┏━━

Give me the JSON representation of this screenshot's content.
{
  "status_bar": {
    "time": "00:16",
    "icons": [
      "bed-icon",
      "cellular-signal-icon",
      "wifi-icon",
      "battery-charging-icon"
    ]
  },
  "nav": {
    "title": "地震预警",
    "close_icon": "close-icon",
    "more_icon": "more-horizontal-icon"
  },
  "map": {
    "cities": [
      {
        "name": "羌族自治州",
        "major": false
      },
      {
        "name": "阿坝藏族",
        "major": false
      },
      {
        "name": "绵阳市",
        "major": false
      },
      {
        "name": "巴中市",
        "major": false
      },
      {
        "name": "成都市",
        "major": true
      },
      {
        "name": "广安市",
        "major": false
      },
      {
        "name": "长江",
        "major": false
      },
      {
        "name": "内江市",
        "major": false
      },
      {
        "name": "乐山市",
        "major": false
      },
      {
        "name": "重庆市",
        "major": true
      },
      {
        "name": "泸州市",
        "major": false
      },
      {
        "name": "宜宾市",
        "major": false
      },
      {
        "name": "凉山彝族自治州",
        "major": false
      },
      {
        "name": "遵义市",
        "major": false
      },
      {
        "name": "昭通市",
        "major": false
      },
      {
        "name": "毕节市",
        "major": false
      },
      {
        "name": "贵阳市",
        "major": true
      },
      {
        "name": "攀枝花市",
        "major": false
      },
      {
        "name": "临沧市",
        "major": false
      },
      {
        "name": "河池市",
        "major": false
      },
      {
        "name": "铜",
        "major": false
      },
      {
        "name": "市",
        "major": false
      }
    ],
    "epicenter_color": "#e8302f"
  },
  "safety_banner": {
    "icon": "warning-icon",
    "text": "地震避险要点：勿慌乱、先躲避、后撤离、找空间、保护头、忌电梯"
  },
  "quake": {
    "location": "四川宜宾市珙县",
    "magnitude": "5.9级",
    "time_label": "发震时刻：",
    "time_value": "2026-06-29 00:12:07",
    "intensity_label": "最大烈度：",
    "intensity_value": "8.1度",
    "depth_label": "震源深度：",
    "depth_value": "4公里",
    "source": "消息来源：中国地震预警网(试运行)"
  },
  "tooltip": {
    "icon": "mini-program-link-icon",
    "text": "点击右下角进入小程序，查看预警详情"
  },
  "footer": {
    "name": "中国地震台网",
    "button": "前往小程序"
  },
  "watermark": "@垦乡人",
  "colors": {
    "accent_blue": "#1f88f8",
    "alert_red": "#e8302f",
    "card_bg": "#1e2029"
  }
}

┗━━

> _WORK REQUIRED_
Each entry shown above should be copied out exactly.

> _EXPECTED ANSWER_
Give me the JSON representation of this screenshot's content.
{
  "status_bar": {
    "time": "00:16",
    "icons": [
      "bed-icon",
      "cellular-signal-icon",
      "wifi-icon",
      "battery-charging-icon"
    ]
  },
  "nav": {
    "title": "地震预警",
    "close_icon": "close-icon",
    "more_icon": "more-horizontal-icon"
  },
  "map": {
    "cities": [
      {
        "name": "羌族自治州",
        "major": false
      },
      {
        "name": "阿坝藏族",
        "major": false
      },
      {
        "name": "绵阳市",
        "major": false
      },
      {
        "name": "巴中市",
        "major": false
      },
      {
        "name": "成都市",
        "major": true
      },
      {
        "name": "广安市",
        "major": false
      },
      {
        "name": "长江",
        "major": false
      },
      {
        "name": "内江市",
        "major": false
      },
      {
        "name": "乐山市",
        "major": false
      },
      {
        "name": "重庆市",
        "major": true
      },
      {
        "name": "泸州市",
        "major": false
      },
      {
        "name": "宜宾市",
        "major": false
      },
      {
        "name": "凉山彝族自治州",
        "major": false
      },
      {
        "name": "遵义市",
        "major": false
      },
      {
        "name": "昭通市",
        "major": false
      },
      {
        "name": "毕节市",
        "major": false
      },
      {
        "name": "贵阳市",
        "major": true
      },
      {
        "name": "攀枝花市",
        "major": false
      },
      {
        "name": "临沧市",
        "major": false
      },
      {
        "name": "河池市",
        "major": false
      },
      {
        "name": "铜",
        "major": false
      },
      {
        "name": "市",
        "major": false
      }
    ],
    "epicenter_color": "#e8302f"
  },
  "safety_banner": {
    "icon": "warning-icon",
    "text": "地震避险要点：勿慌乱、先躲避、后撤离、找空间、保护头、忌电梯"
  },
  "quake": {
    "location": "四川宜宾市珙县",
    "magnitude": "5.9级",
    "time_label": "发震时刻：",
    "time_value": "2026-06-29 00:12:07",
    "intensity_label": "最大烈度：",
    "intensity_value": "8.1度",
    "depth_label": "震源深度：",
    "depth_value": "4公里",
    "source": "消息来源：中国地震预警网(试运行)"
  },
  "tooltip": {
    "icon": "mini-program-link-icon",
    "text": "点击右下角进入小程序，查看预警详情"
  },
  "footer": {
    "name": "中国地震台网",
    "button": "前往小程序"
  },
  "watermark": "@垦乡人",
  "colors": {
    "accent_blue": "#1f88f8",
    "alert_red": "#e8302f",
    "card_bg": "#1e2029"
  }
}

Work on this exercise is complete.